Goal of the exercise: Show, in full, each line of the data that contains "information".

The data:

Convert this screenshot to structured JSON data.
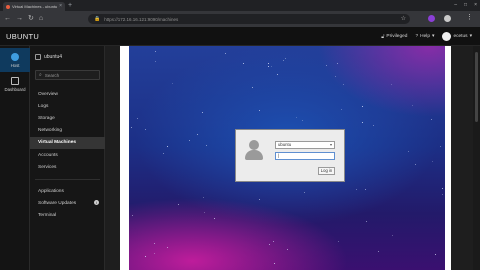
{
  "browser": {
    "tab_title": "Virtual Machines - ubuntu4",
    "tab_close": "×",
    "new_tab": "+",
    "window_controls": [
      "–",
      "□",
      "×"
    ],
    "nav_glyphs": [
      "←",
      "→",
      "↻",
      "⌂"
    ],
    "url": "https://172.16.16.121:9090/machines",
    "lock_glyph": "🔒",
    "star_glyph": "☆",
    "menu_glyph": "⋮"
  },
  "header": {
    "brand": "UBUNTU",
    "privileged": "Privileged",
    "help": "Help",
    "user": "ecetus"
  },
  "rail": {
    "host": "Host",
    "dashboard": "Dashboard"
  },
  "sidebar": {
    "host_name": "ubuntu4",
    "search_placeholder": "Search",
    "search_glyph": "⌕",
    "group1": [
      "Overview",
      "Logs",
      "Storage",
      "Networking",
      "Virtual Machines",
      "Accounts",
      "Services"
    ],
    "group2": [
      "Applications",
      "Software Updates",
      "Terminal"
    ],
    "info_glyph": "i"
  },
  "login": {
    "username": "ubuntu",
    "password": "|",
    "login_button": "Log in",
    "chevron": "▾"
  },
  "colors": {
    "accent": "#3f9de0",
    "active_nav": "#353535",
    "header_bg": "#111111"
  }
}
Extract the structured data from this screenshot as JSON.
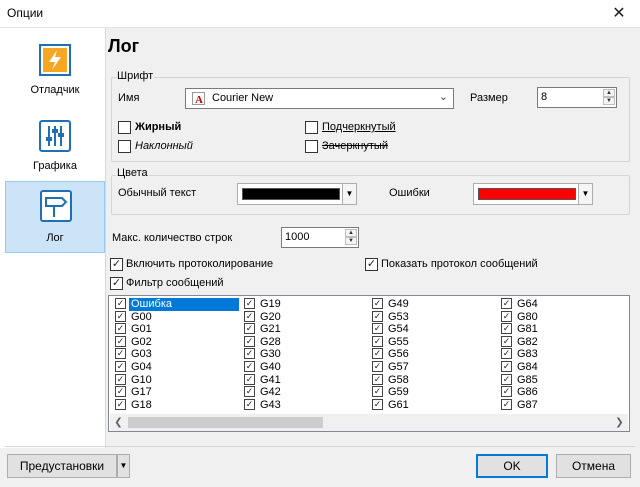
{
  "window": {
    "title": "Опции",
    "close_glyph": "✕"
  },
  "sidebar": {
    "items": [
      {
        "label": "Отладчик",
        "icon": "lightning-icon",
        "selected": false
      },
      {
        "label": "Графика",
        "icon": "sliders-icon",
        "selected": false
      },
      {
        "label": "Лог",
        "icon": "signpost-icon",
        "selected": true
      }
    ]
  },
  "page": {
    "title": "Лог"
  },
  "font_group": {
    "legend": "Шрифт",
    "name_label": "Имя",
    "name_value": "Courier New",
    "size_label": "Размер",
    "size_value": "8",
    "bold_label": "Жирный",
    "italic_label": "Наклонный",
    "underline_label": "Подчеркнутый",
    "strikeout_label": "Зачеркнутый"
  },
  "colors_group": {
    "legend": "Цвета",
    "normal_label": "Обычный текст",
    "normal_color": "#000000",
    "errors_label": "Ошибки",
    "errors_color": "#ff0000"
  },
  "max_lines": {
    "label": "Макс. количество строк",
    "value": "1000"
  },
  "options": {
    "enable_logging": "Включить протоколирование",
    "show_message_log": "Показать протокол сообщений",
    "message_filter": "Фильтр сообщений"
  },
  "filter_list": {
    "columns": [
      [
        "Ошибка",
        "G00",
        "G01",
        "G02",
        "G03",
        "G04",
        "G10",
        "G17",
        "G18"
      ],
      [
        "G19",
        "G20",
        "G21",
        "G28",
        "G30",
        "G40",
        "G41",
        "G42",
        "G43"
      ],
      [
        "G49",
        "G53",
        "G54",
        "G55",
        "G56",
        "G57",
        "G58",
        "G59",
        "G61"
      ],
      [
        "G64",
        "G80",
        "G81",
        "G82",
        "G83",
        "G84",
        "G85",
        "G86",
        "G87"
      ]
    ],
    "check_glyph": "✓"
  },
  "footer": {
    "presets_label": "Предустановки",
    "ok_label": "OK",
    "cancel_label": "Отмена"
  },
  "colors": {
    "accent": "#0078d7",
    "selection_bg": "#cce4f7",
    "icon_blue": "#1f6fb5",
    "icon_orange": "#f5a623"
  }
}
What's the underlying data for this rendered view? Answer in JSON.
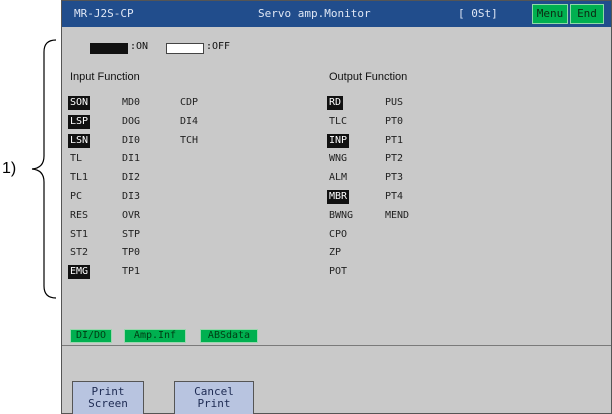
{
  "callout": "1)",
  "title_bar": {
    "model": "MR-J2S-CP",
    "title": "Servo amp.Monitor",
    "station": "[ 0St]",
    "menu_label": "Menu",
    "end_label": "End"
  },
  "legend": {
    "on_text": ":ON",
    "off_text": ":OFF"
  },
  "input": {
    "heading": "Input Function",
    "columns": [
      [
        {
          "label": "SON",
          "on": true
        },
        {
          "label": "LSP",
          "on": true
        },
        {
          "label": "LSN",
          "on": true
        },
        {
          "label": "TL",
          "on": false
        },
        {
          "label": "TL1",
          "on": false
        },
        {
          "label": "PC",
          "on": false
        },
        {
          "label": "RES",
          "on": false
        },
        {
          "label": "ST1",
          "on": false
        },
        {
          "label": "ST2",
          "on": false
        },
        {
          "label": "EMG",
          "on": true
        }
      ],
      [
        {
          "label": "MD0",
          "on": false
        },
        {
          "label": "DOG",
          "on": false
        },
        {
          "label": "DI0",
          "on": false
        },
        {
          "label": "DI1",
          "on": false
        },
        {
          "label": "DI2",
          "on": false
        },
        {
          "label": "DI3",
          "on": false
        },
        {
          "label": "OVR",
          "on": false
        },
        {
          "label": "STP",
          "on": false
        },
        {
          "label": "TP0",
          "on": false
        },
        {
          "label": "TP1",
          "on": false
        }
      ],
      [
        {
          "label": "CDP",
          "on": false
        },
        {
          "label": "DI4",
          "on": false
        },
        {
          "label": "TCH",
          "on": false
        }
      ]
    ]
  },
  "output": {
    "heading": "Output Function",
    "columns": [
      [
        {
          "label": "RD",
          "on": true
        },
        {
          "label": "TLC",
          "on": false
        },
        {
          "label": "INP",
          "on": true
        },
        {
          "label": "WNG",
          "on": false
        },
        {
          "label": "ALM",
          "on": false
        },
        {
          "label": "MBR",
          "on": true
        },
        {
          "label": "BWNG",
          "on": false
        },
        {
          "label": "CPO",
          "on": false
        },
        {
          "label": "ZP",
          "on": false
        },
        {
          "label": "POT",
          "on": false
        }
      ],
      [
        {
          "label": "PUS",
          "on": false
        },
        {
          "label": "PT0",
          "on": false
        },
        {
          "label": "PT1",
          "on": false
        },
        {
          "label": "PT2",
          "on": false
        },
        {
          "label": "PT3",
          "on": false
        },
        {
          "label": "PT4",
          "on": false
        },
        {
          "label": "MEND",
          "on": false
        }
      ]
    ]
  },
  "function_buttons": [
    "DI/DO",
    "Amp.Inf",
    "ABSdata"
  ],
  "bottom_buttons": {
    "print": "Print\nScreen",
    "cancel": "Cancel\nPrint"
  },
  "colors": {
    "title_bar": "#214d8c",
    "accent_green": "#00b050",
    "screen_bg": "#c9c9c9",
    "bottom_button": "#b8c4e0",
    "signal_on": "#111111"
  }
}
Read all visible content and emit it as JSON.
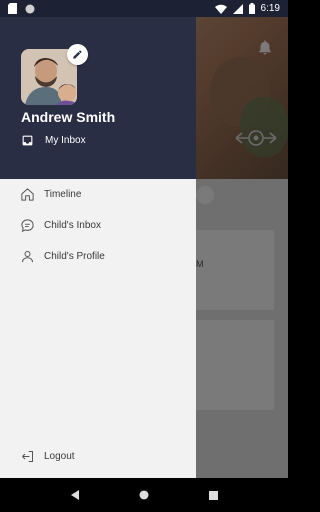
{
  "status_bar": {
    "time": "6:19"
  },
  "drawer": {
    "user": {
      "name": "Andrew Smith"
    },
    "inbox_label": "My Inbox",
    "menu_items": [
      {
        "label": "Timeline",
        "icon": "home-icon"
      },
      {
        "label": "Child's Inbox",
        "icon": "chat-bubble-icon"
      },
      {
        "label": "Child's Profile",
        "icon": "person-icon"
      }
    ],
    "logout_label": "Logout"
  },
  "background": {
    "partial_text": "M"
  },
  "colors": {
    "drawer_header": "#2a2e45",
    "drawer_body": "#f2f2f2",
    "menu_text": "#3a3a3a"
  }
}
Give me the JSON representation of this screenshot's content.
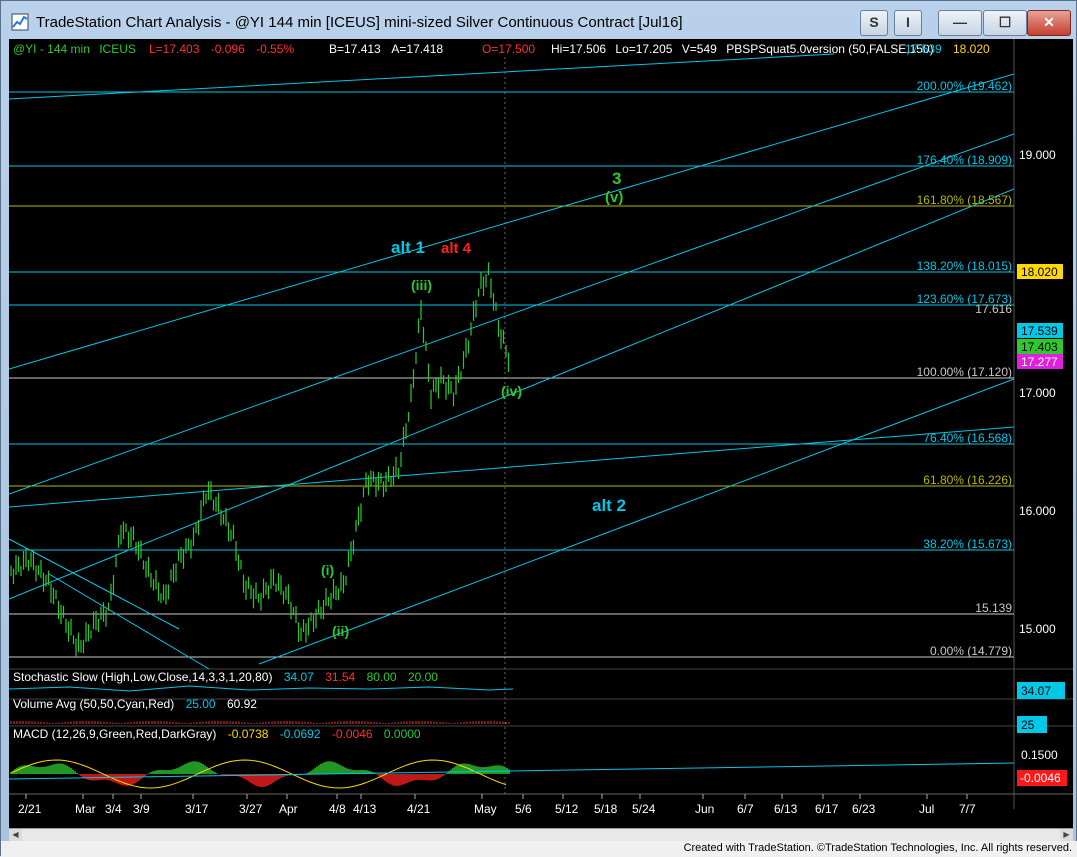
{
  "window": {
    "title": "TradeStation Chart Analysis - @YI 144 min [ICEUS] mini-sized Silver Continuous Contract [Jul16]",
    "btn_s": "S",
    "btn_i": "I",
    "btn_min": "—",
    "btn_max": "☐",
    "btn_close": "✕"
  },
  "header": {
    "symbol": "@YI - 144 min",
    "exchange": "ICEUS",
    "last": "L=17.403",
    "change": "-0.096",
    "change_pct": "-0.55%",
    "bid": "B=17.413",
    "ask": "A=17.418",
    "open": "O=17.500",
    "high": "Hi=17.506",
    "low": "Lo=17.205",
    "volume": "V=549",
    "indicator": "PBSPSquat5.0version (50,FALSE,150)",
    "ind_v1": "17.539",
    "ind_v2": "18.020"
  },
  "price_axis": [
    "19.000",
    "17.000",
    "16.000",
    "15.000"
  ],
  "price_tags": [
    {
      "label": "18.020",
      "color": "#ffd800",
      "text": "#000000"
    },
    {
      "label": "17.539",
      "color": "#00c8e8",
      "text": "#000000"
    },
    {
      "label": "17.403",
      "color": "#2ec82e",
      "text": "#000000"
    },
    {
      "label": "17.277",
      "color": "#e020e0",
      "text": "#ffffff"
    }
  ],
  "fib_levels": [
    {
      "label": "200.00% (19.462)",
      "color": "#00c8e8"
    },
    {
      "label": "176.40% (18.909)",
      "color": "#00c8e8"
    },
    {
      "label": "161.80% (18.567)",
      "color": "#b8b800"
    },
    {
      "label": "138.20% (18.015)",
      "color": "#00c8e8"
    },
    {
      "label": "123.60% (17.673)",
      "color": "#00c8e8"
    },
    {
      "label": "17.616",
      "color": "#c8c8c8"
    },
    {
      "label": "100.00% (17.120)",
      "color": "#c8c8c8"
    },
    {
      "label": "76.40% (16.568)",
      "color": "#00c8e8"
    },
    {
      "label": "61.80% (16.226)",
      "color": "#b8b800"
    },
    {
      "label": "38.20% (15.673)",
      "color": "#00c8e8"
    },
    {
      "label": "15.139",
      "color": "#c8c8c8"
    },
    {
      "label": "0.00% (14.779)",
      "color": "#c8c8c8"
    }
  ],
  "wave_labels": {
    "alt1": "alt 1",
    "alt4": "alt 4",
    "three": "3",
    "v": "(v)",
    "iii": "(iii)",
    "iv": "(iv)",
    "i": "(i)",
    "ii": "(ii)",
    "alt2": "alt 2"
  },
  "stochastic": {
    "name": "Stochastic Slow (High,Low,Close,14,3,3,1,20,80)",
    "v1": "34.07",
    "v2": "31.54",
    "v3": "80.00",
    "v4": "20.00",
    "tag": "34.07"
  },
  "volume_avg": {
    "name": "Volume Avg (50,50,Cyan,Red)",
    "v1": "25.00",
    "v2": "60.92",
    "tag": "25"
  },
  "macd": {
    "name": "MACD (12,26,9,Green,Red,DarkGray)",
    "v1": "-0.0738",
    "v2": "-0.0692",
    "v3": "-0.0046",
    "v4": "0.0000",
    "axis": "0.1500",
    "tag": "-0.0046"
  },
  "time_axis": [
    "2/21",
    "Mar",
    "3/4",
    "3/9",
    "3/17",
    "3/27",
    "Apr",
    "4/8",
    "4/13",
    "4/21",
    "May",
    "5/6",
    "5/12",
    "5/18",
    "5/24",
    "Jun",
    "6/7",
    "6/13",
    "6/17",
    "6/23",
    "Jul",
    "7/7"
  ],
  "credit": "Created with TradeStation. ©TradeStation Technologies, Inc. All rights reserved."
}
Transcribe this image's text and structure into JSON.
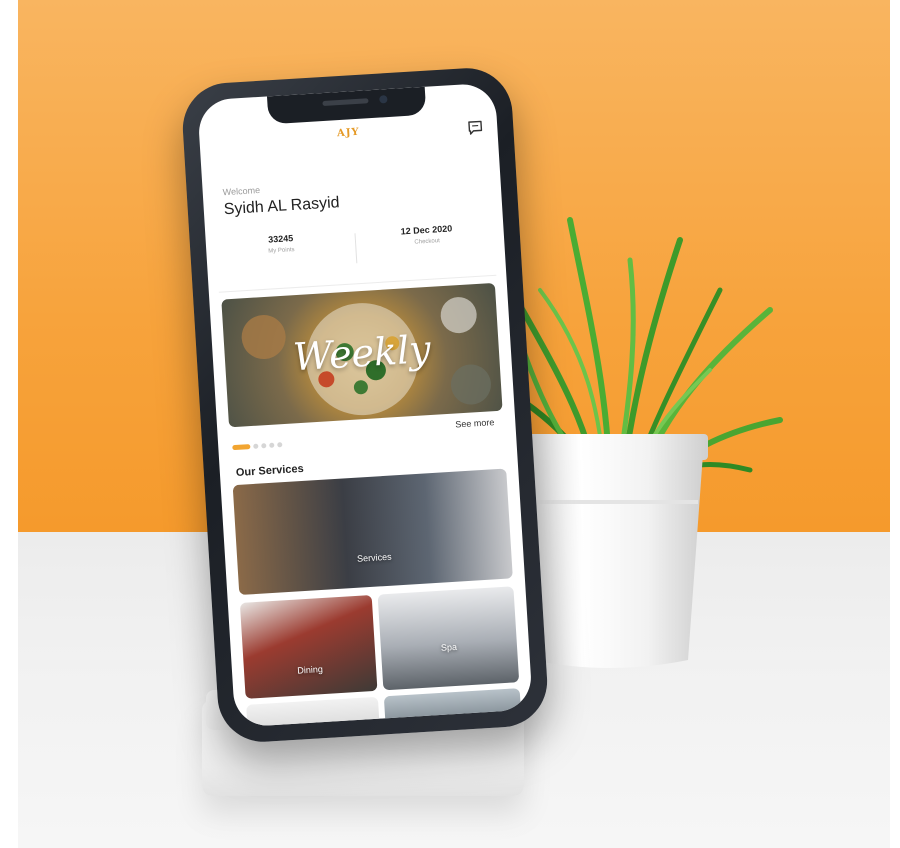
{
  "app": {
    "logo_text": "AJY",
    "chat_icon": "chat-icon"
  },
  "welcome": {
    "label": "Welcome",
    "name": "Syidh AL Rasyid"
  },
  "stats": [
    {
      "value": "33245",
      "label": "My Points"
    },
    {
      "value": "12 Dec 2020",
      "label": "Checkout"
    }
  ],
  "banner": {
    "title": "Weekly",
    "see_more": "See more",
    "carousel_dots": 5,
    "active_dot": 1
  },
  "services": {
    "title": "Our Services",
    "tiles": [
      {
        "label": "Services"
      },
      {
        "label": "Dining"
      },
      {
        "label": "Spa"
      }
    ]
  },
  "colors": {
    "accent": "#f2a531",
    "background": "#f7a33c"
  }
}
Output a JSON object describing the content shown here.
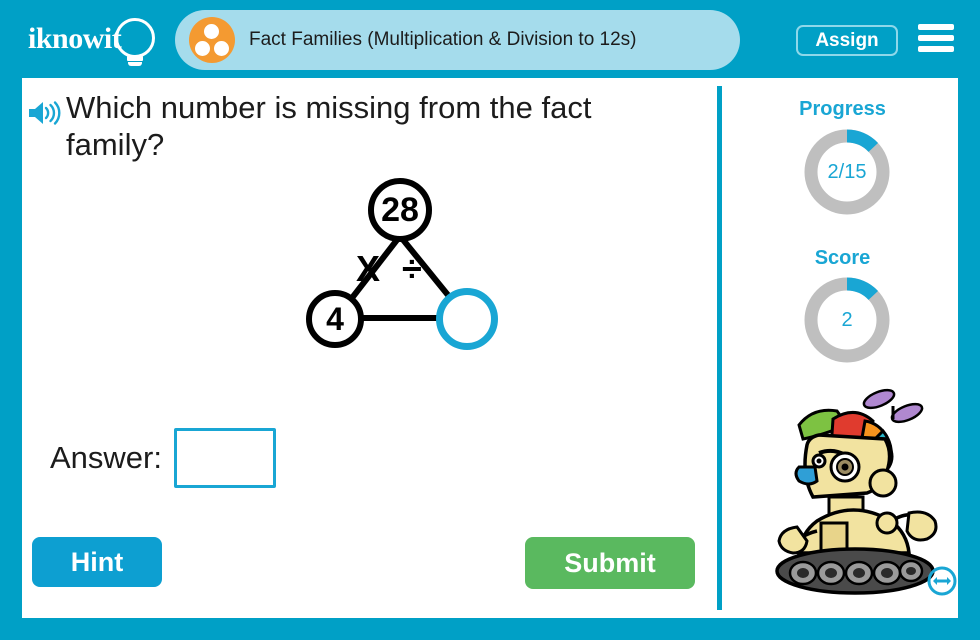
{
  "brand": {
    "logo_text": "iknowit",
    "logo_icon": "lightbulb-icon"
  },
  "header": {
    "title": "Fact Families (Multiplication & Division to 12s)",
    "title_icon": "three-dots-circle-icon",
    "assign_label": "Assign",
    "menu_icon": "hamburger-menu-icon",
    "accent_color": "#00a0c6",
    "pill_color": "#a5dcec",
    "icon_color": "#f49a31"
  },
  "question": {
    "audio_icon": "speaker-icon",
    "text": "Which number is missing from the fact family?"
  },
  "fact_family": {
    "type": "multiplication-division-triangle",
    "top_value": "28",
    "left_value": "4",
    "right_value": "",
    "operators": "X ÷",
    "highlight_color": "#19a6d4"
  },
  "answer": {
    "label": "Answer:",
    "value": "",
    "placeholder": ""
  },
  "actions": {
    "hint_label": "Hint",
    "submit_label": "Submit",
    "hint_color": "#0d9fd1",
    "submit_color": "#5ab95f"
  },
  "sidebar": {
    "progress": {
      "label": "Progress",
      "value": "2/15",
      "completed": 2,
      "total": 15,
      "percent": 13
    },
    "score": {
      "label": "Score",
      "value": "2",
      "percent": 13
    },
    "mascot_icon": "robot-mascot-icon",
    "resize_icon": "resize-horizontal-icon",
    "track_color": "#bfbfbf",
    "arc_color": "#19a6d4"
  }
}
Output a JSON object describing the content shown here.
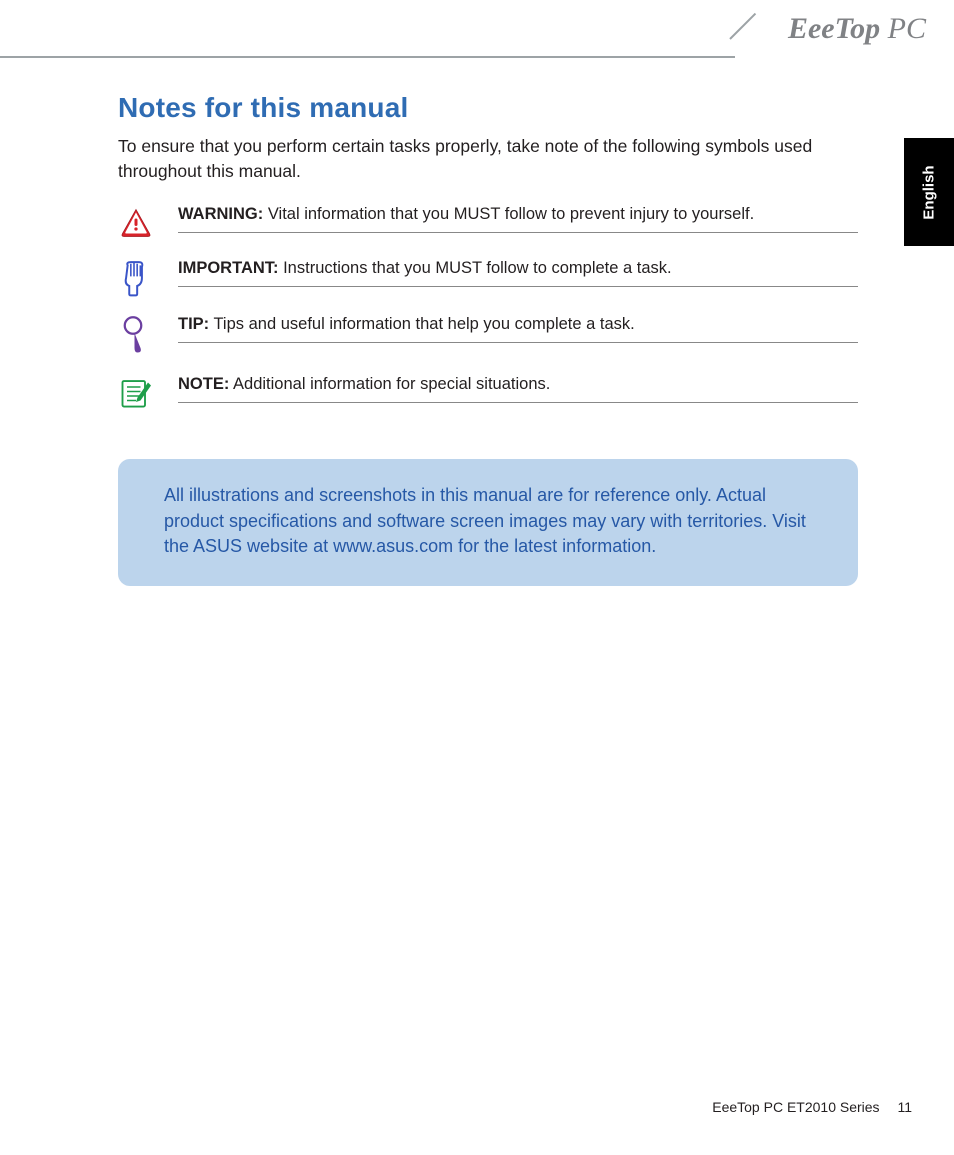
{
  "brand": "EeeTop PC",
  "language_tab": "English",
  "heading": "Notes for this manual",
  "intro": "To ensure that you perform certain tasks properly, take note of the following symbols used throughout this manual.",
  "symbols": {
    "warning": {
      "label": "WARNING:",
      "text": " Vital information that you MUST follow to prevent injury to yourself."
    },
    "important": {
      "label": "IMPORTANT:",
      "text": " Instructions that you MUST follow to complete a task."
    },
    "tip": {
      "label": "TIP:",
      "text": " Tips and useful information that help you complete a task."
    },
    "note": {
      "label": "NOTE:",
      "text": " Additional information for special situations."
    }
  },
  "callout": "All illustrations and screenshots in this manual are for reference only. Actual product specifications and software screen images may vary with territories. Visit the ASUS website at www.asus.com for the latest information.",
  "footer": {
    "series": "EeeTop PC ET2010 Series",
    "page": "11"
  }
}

Result:
      "text": " Vital information that you MUST follow to prevent injury to yourself."
      "text": " Tips and useful information that help you complete a task."
      "text": " Additional information for special situations."
  "callout": "All illustrations and screenshots in this manual are for reference only. Actual product specifications and software screen images may vary with territories. Visit the ASUS website at www.asus.com for the latest information.",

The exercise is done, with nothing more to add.